View Single Post
Old 03-30-2007, 10:25 AM   #33
Crackhead Bob
Lesbian Flamingo
 
Join Date: Oct 2006
Location: Under a rock
Age: 45
Posts: 15,155
Rep Power: 62
Crackhead Bob Iron Lungs (Fists of Legend)Crackhead Bob Iron Lungs (Fists of Legend)Crackhead Bob Iron Lungs (Fists of Legend)Crackhead Bob Iron Lungs (Fists of Legend)Crackhead Bob Iron Lungs (Fists of Legend)Crackhead Bob Iron Lungs (Fists of Legend)Crackhead Bob Iron Lungs (Fists of Legend)Crackhead Bob Iron Lungs (Fists of Legend)Crackhead Bob Iron Lungs (Fists of Legend)Crackhead Bob Iron Lungs (Fists of Legend)Crackhead Bob Iron Lungs (Fists of Legend)
Default

heh heh.
You have just described the nightmare scenario for the skilled player.

Freerolls are a crapshoot. Undoubtedly there are very many bad players in freerolls. There is also no doubt that a spattering of good-very good players is in the tourny as well. So how do you approach this? Well you could try to pinpoint your opponents play, and figure out what type of player each one is, but that approach is futile early in a big tournament as so many players are dropping and moving tables. The likelihood that you stay with the same table with the same players for very long is slim. So instead of trying to concentrate on the types of player each individual player is, lump them all into one catagory. Bad. Then, as the tourny goes on, you can label those that can actually play by using your notes feature. (in freerolls bad players outnumber good players by at least 3-1) Then, if you or they are moved, you can see the label later if you are once again returned to the same table. Good players are pretty easy to spot. They are the ones not over or under betting. they use moves like the checkraise and smooth call to trap. REMEMBER: anyone who uses a minimum raise preflop is a bad player. anyone who way overbets the pot is also bad player in most cases. In the first case the raiser is trying to raise the amount in the pot without getting any information. This does not increase the chances of winning the hand. It only makes the pot juicier for your opponents to suck out on you. In case 2, the player has no interest in what you have at all. All he cares about is blowing you off the hand or gambling for all his money. He'll let the cards beat you because he can't outplay you. Case 2 is the most frequent occurrence. They see the game as a complete gamble and are willing to roll the dice constantly. You can choose to avoid these players and sit on your stack, but you will find that in short order you are sitting at a table full of monster stacks. You have to gamble, and they want you to. That being said, you are never a bigger favorite to win than preflop. Chances are the hands they will be pushing with aren't that great anyway so feel free to come over the top all-in with hands like AK AQ AA KK QQ JJ TT and 99. But don't fall into the trap of seeing too many flops. The more you play, the greater the chances of being busted, and these guys like to bust you with any kind of draw, even backdoor. Don't look for logic when playing bad players and don't expect remorse for absolutely abysmal plays that bust you. In order to survive a freeroll you must dodge every trap, play and cooler that comes your way, even the ones you don't see coming. because most of the players in the tourny have the same mindset, try this approach.... Gamble more early, especially with good-great hands preflop. When nearing the money change up your game to super-tight especially when you have a chip total which is at risk of going broke. This period usually weeds out the badder players who risk at the wrong time and go broke.

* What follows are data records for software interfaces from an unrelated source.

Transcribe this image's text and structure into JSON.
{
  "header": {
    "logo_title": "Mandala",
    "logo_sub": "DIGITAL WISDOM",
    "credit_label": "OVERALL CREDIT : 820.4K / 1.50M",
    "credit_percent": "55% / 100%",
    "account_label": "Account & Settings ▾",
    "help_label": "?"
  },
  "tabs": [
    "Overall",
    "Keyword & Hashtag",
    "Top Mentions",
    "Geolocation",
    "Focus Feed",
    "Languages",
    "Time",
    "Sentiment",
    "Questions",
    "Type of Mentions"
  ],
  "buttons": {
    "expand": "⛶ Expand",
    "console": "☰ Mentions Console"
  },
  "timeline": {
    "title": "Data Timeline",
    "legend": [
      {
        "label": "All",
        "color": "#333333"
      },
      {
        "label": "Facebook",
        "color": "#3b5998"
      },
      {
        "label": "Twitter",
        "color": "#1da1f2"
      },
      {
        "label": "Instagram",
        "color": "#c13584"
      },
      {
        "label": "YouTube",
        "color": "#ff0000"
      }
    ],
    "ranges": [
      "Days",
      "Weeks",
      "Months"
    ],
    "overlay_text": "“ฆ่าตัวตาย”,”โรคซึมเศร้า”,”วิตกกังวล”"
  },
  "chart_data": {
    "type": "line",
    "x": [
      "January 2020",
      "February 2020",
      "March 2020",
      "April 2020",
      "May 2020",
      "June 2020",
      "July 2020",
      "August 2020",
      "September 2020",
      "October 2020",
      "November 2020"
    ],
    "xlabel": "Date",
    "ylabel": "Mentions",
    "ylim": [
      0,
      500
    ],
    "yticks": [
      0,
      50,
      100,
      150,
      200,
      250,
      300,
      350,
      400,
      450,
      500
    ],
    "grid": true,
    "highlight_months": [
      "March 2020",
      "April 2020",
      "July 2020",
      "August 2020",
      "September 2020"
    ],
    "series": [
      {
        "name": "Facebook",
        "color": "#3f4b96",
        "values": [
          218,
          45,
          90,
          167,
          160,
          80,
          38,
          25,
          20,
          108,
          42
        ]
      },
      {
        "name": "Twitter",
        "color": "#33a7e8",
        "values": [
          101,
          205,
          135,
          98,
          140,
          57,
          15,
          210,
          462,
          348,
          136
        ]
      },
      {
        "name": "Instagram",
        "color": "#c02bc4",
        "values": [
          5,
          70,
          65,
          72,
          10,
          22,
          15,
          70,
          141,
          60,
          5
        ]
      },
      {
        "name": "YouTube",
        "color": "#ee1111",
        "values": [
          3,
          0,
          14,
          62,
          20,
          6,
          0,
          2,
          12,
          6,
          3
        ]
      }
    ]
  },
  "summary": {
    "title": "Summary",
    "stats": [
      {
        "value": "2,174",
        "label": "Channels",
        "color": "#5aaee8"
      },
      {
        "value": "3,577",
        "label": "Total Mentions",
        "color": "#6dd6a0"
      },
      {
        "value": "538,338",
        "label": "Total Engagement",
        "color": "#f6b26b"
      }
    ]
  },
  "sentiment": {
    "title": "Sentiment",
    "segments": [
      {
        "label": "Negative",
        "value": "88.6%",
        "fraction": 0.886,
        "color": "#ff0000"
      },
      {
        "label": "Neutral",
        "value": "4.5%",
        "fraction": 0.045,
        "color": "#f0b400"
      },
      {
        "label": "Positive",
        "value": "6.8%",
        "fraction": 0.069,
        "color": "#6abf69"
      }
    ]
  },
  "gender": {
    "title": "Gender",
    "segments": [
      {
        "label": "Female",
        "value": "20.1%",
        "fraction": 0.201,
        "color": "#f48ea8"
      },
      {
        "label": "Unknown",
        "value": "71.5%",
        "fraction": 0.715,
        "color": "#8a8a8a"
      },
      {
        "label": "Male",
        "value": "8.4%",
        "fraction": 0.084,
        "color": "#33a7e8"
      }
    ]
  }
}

This approach for freeroll tournaments is almost exactly the opposite tactic as a rebuy tournament. A small change in the type of tournament can be enough to change your approach completely.
__________________


Crackhead Bob is offline   Reply With Quote